*MATERIAL FOR THIS TASK*.
=== Begin Enclosure ===

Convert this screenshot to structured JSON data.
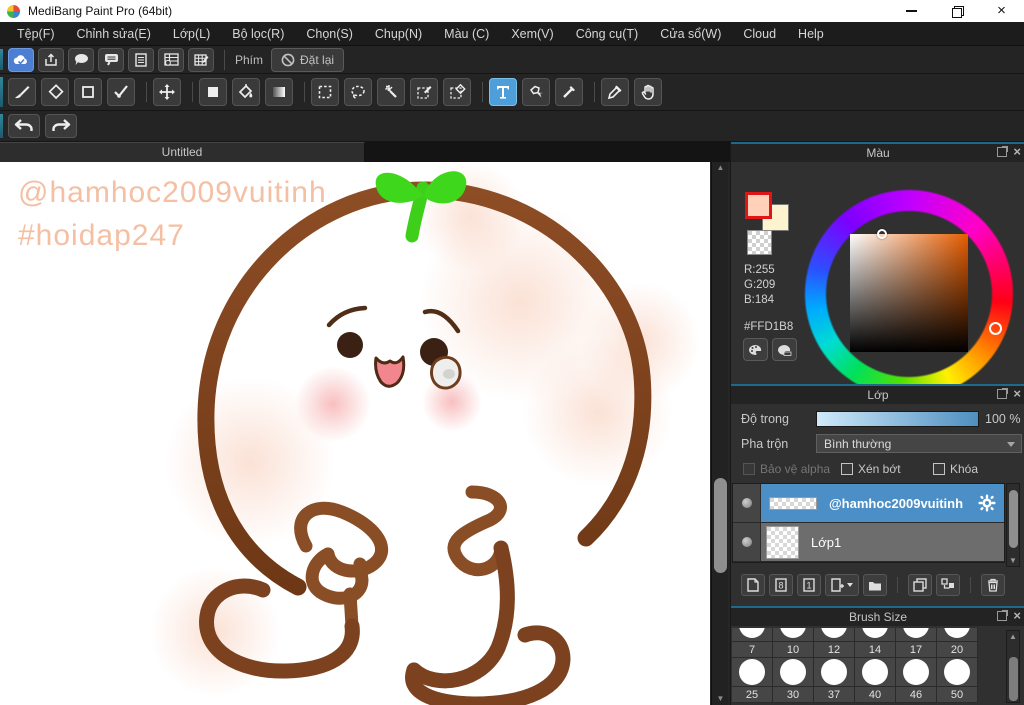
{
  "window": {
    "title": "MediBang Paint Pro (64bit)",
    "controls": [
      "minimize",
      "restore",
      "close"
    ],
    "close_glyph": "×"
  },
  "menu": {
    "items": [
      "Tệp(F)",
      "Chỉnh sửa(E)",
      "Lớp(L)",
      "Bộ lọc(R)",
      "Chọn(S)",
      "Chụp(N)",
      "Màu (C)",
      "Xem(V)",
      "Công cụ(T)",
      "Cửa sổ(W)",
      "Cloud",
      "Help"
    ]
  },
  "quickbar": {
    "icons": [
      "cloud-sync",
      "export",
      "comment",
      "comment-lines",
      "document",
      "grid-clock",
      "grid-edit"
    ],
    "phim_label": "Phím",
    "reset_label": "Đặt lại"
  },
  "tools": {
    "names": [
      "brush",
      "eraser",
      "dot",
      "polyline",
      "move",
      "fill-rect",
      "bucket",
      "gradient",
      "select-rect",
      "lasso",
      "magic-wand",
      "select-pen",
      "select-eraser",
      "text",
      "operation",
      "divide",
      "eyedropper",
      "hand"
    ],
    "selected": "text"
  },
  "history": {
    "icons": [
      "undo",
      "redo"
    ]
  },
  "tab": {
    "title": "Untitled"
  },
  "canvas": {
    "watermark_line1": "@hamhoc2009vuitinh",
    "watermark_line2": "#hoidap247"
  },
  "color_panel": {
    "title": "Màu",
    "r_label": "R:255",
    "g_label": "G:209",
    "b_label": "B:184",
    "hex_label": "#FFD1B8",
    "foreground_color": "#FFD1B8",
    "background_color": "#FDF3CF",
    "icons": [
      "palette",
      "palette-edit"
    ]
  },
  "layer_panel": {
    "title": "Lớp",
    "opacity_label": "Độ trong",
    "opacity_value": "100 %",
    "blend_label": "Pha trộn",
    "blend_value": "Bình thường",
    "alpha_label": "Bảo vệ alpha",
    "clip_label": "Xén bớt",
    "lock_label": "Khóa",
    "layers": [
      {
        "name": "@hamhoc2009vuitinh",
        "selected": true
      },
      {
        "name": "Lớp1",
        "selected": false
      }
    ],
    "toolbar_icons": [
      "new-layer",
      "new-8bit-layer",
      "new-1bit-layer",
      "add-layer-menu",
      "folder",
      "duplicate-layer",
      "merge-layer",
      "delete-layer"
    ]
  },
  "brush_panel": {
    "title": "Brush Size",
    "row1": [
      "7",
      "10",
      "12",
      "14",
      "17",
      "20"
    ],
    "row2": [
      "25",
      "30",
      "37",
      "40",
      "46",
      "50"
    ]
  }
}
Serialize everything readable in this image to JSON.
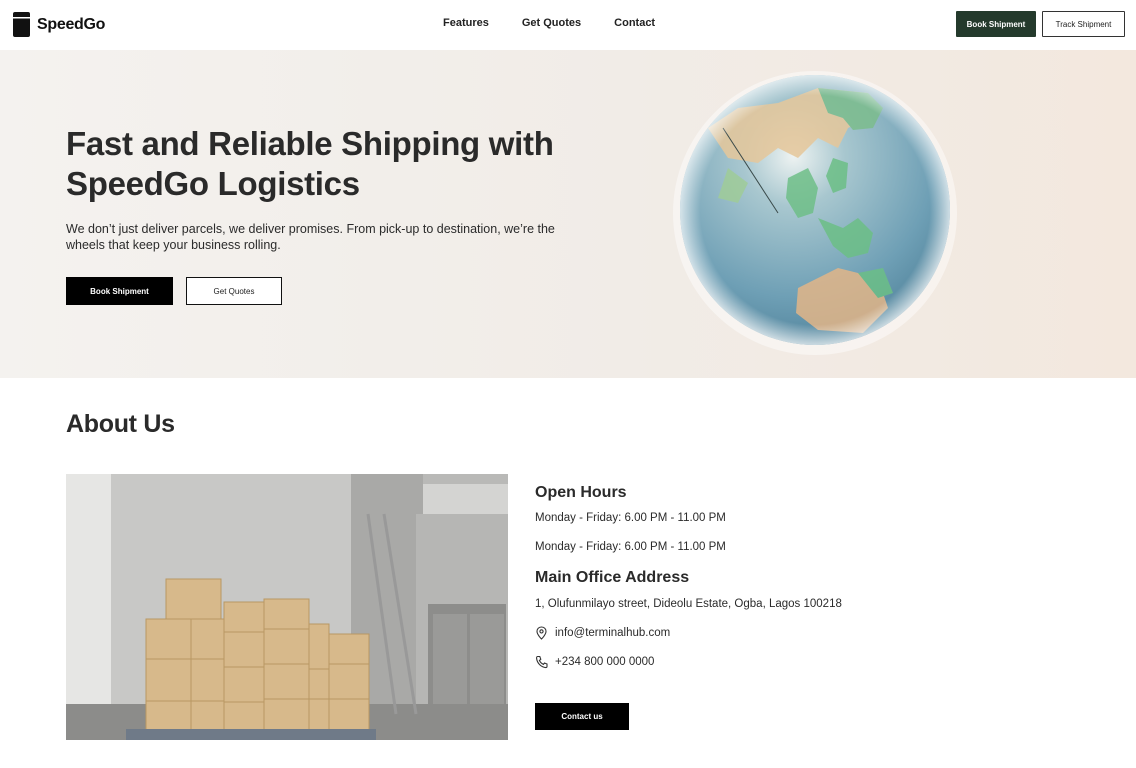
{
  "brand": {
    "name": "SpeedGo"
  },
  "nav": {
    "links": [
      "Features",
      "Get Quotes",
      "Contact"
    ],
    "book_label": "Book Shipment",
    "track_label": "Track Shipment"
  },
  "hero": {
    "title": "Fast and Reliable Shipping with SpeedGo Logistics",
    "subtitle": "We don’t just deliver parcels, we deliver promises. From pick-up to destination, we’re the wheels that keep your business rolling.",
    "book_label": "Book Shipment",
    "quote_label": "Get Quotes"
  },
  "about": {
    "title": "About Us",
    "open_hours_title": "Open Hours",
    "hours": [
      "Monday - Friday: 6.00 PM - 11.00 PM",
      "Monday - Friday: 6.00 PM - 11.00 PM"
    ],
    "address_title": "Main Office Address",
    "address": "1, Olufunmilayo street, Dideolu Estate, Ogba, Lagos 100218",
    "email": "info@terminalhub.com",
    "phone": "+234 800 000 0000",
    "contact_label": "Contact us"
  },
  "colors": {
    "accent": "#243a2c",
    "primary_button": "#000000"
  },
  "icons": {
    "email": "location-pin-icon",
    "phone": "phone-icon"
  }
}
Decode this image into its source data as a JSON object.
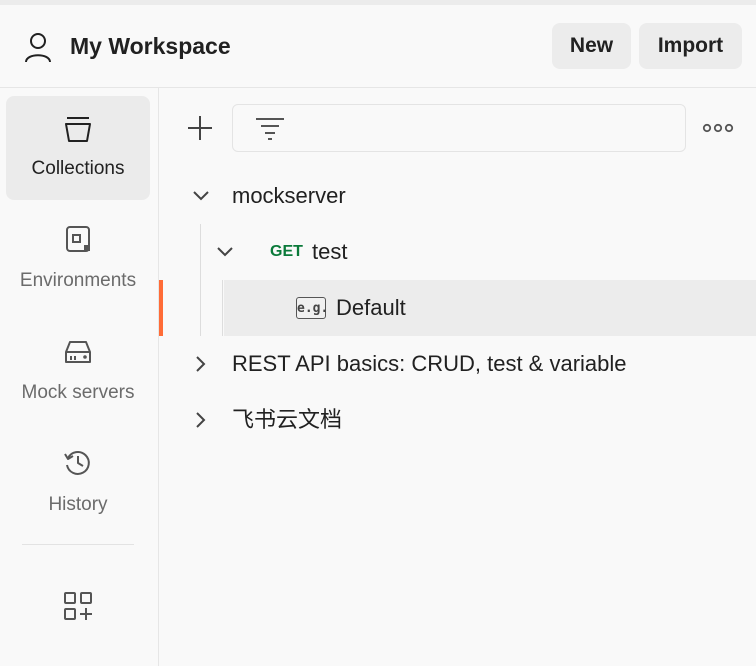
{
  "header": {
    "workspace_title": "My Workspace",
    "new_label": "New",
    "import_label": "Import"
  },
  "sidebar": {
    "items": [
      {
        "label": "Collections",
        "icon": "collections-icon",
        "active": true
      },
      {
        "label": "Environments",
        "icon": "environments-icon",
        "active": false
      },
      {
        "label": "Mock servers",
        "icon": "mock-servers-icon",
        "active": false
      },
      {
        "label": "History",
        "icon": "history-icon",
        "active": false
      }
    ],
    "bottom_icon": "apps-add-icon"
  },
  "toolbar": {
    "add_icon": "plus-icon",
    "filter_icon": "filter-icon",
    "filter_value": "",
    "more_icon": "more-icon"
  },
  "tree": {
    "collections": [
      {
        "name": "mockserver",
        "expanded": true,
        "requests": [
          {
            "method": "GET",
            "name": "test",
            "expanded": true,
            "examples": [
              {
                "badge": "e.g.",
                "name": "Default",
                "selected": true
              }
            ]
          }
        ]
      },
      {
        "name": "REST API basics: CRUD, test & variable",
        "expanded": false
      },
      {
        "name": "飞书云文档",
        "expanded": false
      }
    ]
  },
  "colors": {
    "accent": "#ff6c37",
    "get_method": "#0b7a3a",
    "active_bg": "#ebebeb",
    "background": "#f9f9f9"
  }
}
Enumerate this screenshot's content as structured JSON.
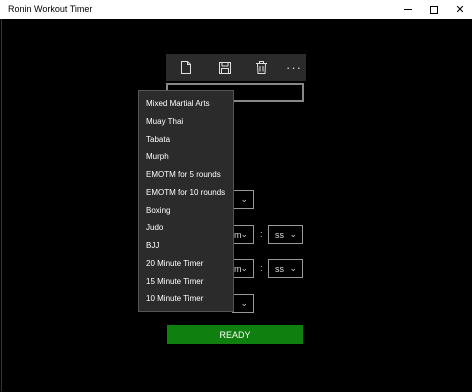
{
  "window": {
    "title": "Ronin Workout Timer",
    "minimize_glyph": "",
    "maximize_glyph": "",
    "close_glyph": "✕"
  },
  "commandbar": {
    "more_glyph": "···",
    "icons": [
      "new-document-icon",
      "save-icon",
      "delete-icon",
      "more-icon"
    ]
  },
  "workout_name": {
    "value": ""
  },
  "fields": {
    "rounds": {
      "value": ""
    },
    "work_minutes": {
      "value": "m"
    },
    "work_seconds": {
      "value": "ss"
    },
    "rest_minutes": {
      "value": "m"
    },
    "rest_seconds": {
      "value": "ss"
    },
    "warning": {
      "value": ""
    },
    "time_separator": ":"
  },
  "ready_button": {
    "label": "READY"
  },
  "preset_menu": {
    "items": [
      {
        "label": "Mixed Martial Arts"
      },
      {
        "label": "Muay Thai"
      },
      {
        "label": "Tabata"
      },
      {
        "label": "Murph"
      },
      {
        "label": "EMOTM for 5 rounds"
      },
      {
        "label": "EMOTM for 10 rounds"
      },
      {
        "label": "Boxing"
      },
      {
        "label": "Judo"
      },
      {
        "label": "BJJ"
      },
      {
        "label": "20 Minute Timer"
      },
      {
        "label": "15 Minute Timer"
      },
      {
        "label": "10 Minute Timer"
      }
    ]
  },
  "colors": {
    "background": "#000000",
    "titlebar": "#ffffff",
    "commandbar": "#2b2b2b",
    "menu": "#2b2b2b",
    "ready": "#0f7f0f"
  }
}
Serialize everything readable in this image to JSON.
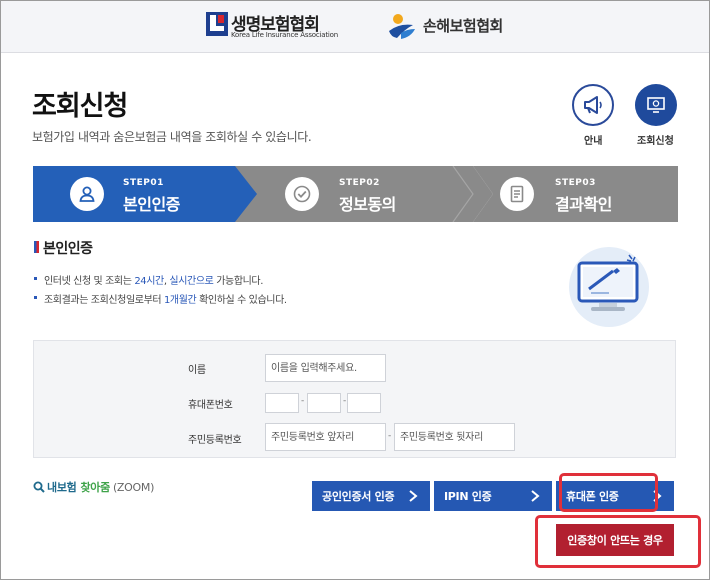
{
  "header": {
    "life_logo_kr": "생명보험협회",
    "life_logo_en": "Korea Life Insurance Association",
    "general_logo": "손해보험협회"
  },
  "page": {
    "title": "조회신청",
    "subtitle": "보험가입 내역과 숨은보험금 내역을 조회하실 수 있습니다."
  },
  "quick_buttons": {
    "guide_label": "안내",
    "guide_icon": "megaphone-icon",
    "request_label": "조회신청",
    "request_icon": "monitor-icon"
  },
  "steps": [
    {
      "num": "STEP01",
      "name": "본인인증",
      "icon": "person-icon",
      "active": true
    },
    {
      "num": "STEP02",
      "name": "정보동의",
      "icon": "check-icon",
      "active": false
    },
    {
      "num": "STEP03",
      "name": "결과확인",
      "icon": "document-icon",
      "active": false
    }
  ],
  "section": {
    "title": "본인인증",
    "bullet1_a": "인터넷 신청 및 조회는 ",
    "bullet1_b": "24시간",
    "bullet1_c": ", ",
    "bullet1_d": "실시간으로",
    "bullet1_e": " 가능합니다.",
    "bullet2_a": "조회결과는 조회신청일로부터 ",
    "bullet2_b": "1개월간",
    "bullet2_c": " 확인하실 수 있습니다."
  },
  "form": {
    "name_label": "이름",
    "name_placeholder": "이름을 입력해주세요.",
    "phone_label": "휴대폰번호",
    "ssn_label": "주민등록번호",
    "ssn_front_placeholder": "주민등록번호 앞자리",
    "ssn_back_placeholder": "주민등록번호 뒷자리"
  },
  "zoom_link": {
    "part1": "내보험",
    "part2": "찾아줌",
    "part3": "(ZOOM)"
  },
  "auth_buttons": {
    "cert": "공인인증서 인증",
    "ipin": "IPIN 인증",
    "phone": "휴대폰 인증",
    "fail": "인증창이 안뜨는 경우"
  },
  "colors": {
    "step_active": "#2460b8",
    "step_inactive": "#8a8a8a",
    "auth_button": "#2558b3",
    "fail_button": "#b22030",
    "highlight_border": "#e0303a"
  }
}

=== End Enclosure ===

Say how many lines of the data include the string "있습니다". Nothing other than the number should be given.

2